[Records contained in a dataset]
● ● ● ● ●
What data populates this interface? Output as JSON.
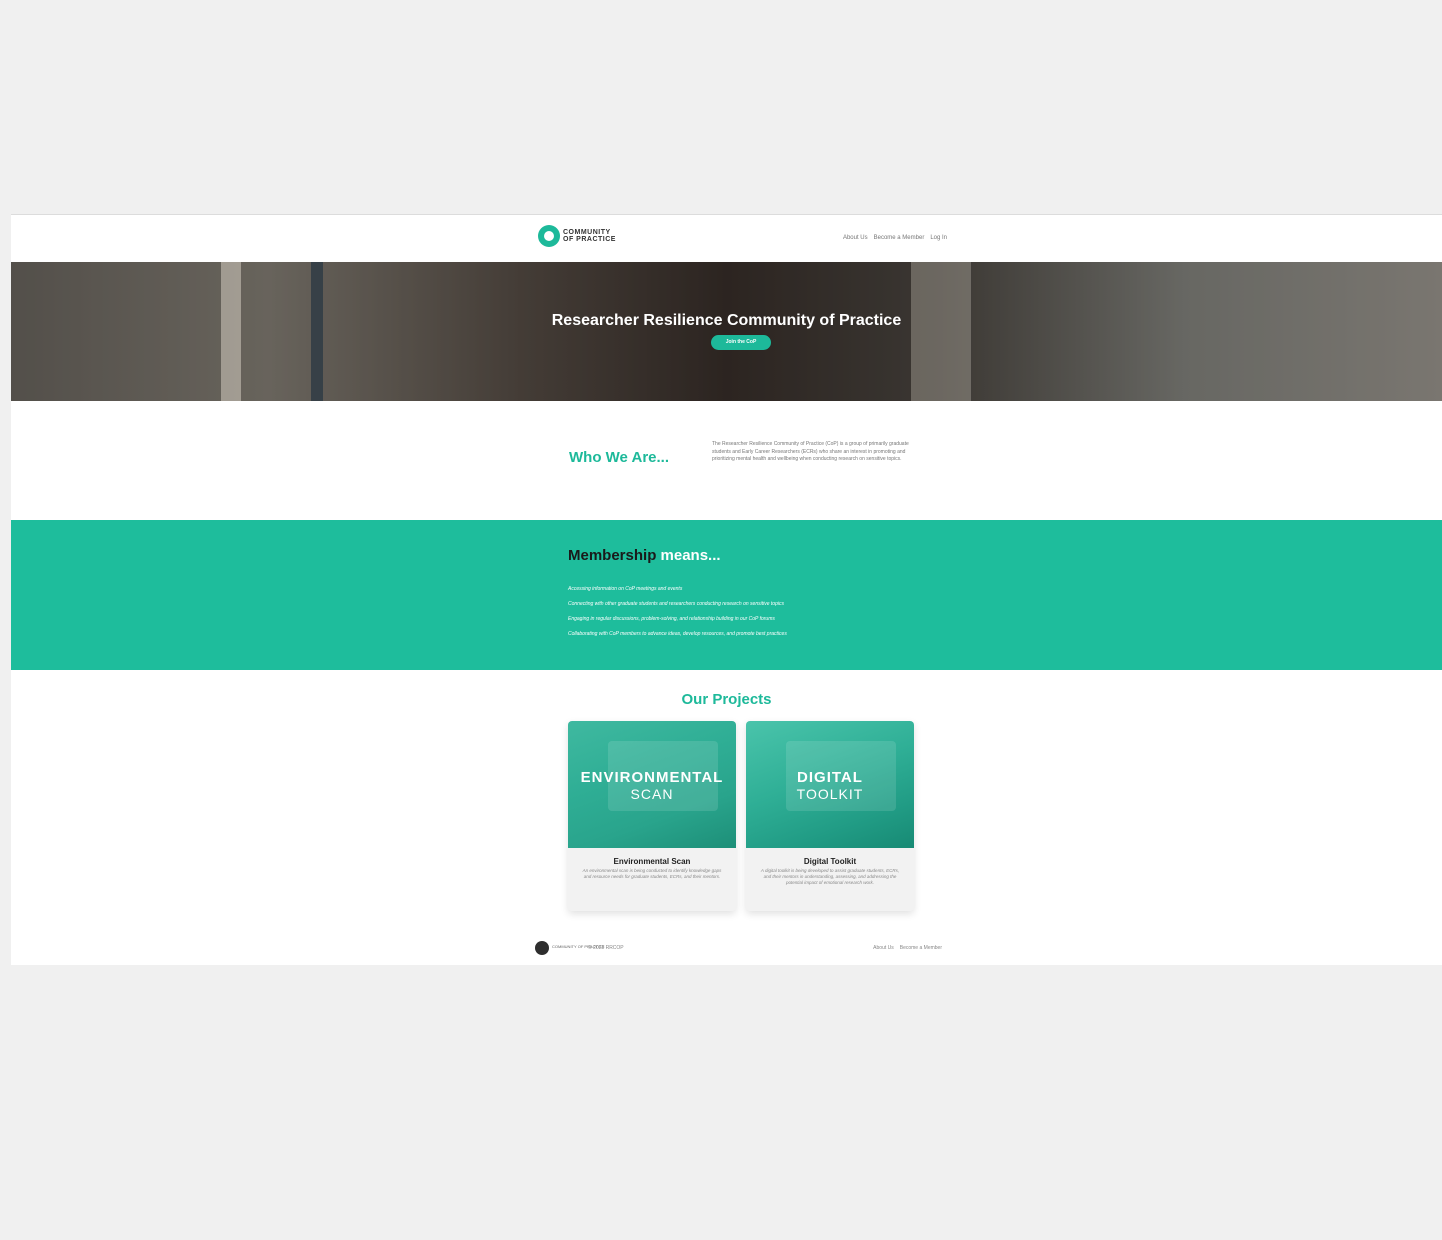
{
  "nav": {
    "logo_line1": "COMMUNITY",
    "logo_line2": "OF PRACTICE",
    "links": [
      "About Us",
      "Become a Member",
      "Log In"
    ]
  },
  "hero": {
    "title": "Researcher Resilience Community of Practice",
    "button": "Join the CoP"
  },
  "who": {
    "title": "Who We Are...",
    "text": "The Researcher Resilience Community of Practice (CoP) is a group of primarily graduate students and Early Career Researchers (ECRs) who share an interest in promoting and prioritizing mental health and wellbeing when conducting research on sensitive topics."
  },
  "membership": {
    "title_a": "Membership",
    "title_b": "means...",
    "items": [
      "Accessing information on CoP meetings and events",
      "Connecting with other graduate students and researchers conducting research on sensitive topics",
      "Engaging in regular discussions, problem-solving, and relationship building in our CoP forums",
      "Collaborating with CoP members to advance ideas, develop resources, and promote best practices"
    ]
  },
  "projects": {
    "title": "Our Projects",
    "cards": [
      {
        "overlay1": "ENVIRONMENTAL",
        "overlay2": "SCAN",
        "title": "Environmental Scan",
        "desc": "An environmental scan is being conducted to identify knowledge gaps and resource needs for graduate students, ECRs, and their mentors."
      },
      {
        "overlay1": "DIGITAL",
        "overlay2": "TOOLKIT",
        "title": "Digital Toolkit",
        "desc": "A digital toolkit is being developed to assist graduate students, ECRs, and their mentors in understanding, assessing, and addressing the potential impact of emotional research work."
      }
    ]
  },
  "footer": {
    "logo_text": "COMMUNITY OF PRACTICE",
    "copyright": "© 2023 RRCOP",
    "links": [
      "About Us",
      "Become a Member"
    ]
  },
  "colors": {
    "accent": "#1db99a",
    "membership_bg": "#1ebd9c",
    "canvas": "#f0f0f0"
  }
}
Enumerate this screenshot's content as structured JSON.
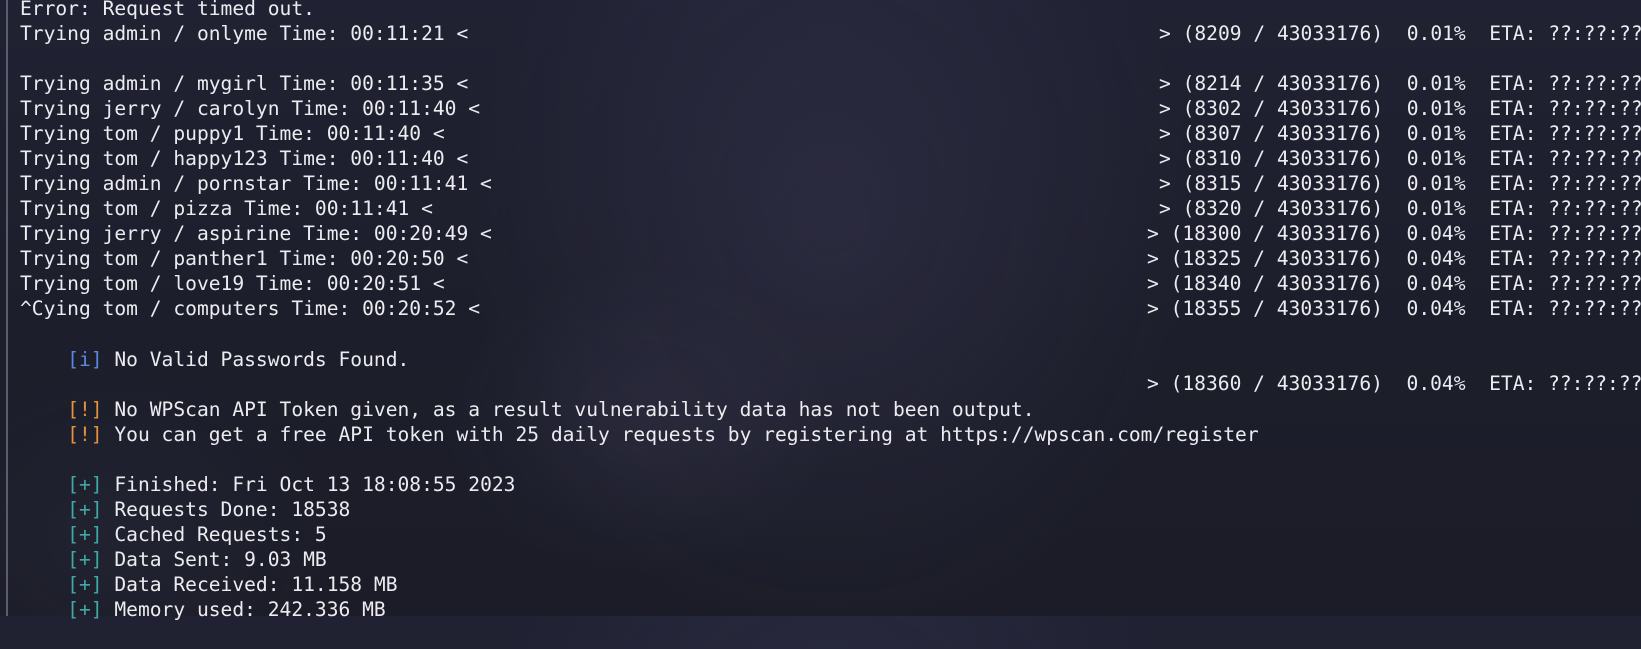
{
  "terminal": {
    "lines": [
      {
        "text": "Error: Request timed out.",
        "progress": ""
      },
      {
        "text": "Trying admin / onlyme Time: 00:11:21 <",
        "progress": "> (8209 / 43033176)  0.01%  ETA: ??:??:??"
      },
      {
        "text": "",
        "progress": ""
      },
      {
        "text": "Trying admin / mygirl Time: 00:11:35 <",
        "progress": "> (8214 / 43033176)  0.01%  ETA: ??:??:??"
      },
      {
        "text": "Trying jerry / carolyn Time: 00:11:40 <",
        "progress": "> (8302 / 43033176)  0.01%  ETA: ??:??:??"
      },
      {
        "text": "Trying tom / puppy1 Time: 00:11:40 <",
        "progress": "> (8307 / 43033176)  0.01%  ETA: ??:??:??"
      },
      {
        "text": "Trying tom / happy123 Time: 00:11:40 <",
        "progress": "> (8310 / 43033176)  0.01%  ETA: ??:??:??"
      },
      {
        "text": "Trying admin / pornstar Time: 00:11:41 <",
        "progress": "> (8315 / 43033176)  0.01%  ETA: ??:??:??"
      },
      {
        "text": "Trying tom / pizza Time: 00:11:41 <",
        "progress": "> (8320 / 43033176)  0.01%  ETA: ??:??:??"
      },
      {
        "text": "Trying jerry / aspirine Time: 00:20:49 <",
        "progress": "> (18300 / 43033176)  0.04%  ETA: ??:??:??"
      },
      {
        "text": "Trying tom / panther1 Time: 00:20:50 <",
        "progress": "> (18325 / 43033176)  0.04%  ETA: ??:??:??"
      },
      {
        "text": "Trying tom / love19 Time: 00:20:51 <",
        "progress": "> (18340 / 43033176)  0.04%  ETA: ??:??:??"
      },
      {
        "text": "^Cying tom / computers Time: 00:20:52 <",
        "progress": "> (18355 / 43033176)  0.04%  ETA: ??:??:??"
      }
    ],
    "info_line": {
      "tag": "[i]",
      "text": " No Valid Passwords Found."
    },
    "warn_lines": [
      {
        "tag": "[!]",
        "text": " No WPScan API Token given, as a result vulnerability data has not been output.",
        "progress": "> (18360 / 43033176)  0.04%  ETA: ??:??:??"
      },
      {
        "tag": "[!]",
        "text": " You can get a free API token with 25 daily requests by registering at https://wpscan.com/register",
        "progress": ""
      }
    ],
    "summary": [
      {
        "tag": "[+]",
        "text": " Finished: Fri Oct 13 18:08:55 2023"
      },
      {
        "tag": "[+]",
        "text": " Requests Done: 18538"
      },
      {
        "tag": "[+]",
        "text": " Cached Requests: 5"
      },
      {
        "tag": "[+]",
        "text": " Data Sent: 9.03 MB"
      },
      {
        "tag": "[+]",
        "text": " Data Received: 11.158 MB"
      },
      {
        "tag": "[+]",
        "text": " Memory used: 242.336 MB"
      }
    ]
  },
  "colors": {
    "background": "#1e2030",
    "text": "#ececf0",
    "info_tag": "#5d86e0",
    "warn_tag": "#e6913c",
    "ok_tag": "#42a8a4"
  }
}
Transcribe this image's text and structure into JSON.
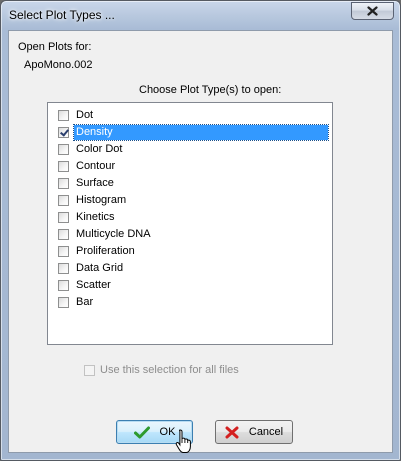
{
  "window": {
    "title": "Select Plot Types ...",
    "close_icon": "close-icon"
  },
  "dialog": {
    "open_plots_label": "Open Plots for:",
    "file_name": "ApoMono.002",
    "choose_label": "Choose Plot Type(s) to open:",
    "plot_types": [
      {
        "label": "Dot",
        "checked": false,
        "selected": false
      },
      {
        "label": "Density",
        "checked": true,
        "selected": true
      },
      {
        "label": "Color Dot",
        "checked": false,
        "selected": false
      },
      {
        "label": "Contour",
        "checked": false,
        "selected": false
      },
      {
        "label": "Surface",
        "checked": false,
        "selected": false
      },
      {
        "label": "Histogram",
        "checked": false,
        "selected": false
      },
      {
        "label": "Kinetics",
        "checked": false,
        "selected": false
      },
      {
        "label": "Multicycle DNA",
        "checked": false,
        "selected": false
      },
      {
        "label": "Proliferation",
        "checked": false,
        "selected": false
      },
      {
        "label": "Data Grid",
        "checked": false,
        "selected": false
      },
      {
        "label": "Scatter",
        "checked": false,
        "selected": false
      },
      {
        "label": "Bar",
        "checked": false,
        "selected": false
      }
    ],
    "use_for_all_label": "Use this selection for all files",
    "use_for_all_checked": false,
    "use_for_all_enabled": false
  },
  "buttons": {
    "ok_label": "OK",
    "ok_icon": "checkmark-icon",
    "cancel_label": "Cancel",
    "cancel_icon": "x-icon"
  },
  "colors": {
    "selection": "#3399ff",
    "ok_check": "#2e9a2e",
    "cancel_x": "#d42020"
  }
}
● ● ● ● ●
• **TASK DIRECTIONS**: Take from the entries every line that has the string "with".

• **OUTPUT FOR THIS EXERCISE**:
      "Connecting with other graduate students and researchers conducting research on sensitive topics",
      "Collaborating with CoP members to advance ideas, develop resources, and promote best practices"
        "text": " You can get a free API token with 25 daily requests by registering at https://wpscan.com/register",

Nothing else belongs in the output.